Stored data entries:
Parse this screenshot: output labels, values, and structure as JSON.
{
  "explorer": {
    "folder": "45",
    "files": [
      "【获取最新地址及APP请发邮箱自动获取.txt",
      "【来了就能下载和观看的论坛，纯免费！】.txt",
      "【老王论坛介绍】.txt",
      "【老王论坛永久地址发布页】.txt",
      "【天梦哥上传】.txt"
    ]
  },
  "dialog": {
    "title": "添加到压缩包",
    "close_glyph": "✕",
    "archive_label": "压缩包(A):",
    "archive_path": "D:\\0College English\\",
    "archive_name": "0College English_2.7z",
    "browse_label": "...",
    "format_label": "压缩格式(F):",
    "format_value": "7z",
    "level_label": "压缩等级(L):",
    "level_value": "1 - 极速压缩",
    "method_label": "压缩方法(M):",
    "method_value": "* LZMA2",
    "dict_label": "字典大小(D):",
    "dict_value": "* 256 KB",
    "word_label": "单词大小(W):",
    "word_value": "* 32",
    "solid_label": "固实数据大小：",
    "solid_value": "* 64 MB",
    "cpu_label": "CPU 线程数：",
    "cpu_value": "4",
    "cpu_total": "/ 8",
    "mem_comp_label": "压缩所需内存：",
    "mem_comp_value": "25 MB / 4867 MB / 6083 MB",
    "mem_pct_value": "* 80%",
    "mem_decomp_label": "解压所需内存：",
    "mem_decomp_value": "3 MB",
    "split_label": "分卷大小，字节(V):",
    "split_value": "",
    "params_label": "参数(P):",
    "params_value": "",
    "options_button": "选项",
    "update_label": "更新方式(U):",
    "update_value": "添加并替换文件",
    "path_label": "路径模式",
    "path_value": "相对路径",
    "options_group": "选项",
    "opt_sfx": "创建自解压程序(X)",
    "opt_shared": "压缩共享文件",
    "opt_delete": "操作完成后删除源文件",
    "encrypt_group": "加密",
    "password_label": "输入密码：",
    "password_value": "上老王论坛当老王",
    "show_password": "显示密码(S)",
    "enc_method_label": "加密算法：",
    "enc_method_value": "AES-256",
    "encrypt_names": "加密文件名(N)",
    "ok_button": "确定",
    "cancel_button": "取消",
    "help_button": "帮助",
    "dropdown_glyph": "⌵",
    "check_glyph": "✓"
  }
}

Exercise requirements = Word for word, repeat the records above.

Solution to the problem =
Parse this screenshot: output labels, values, and structure as JSON.
{
  "explorer": {
    "folder": "45",
    "files": [
      "【获取最新地址及APP请发邮箱自动获取.txt",
      "【来了就能下载和观看的论坛，纯免费！】.txt",
      "【老王论坛介绍】.txt",
      "【老王论坛永久地址发布页】.txt",
      "【天梦哥上传】.txt"
    ]
  },
  "dialog": {
    "title": "添加到压缩包",
    "close_glyph": "✕",
    "archive_label": "压缩包(A):",
    "archive_path": "D:\\0College English\\",
    "archive_name": "0College English_2.7z",
    "browse_label": "...",
    "format_label": "压缩格式(F):",
    "format_value": "7z",
    "level_label": "压缩等级(L):",
    "level_value": "1 - 极速压缩",
    "method_label": "压缩方法(M):",
    "method_value": "* LZMA2",
    "dict_label": "字典大小(D):",
    "dict_value": "* 256 KB",
    "word_label": "单词大小(W):",
    "word_value": "* 32",
    "solid_label": "固实数据大小：",
    "solid_value": "* 64 MB",
    "cpu_label": "CPU 线程数：",
    "cpu_value": "4",
    "cpu_total": "/ 8",
    "mem_comp_label": "压缩所需内存：",
    "mem_comp_value": "25 MB / 4867 MB / 6083 MB",
    "mem_pct_value": "* 80%",
    "mem_decomp_label": "解压所需内存：",
    "mem_decomp_value": "3 MB",
    "split_label": "分卷大小，字节(V):",
    "split_value": "",
    "params_label": "参数(P):",
    "params_value": "",
    "options_button": "选项",
    "update_label": "更新方式(U):",
    "update_value": "添加并替换文件",
    "path_label": "路径模式",
    "path_value": "相对路径",
    "options_group": "选项",
    "opt_sfx": "创建自解压程序(X)",
    "opt_shared": "压缩共享文件",
    "opt_delete": "操作完成后删除源文件",
    "encrypt_group": "加密",
    "password_label": "输入密码：",
    "password_value": "上老王论坛当老王",
    "show_password": "显示密码(S)",
    "enc_method_label": "加密算法：",
    "enc_method_value": "AES-256",
    "encrypt_names": "加密文件名(N)",
    "ok_button": "确定",
    "cancel_button": "取消",
    "help_button": "帮助",
    "dropdown_glyph": "⌵",
    "check_glyph": "✓"
  }
}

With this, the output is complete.